Undercounter freezers provide a compact way of storing frozen products near your cooking line or serving area. They are all made to fit under a counter, but where in the restaurant it is located, the amount of clearance it will have, and what you will be storing in it can influence which freezer you will need.
Undercounter freezers have one or two doors, or two or four drawers. Drawers work best for storing pans of food, so they are great for keeping meat and produce handy by the cook line for chefs to access without having to open boxes. Drawers are also very easy to reach into without having to step away from the range or griddle if the freezer is by the cook line, where swing-out doors require you to step in front of the freezer to retrieve your items. Drawers are sometimes better for areas with limited space, because you only have to open the drawer to the depth that the item you need is stored, which can help with traffic flow in the kitchen.

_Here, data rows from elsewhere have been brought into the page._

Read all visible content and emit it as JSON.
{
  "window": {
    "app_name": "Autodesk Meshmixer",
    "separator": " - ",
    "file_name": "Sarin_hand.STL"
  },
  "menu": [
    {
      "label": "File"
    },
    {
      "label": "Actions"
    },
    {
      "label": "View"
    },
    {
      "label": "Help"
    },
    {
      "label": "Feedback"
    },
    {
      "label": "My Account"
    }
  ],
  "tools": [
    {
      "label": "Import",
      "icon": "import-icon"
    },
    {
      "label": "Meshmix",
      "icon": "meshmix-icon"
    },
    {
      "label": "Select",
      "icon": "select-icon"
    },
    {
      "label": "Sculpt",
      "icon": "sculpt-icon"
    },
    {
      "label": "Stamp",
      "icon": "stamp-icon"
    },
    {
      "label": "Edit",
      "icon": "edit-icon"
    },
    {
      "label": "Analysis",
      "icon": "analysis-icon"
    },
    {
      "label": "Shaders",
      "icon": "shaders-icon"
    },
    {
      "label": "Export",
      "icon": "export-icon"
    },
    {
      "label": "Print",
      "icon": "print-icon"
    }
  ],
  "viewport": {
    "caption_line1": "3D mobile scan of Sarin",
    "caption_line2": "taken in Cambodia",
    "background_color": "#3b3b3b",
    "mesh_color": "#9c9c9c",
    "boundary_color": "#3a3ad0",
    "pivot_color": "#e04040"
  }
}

Doors that swing out are usually preferred for storing packaged items, as the shelves offer more options for organization. The smallest undercounter freezers have only one door, but the wider options have two doors that swing out in opposite directions. Because those doors have to swing open all the way to give access to the freezer's contents, they can sometimes impede traffic in a smaller kitchen, but this same feature can make stocking simple.
Under-counter freezers can have their compressor mounted on the side or back. Back-mounted compressors often mean you may lose some storage capacity to make room for the refrigeration components, but those models take up less room, so they can fit into a smaller space. Side-mounted compressors add some width, but make a front exhaust possible, which can minimize the side clearance requirements. If the exhaust is on one of the sides, the freezer will not be able to be flush against a wall or other equipment, even if the compressor is on the back or bottom.
Some undercounter refrigerators and freezers have a worktop that can be used the same as counter space. These are meant to provide more work space instead of sliding under a pre-existing counter. These will often feature a backsplash, to keep the wall behind the freezer clean. This backsplash may be bolted or welded on, or it may be all one-piece construction with the worktop. The one-piece construction lacks seams, making it easier to clean.
Undercounter freezers that do not have bottom-mounted compressors may sit flush to the ground, but most have either legs or casters. Legs can allow you to clean under the machine to some extent, but if you will want to move the unit regularly to clean underneath and around it, casters may be the best choice for you.
In the interest of protecting food safety, it is important to always know what temperature your undercounter freezer is keeping your food, and the location and type of thermometer can determine how easy that job will be. Many of these units have interior thermometers, meaning you have to open the door to check the temperature. Thermometers that are mounted on the outside are available in dial or digital format. Dials are more common, as they are more economical, but digital displays tend to be much easier to read.
Some undercounter freezers also feature a refrigerated section. These undercounter refrigerator freezers have two or more sections, and are great for keeping both refrigerated and frozen products in the serving area or cook line without having to have two pieces of equipment. Like other undercounter freezers, it can come on legs or casters, and the compressor can be mounted on the front, side, or back. Most undercounter refrigerator freezer models allow you some flexibility in choosing which sections you want to be freezer or refrigerator. Having your undercounter freezer and refrigerator all in one piece of equipment can save you a lot of space and use less power than two separate machines would.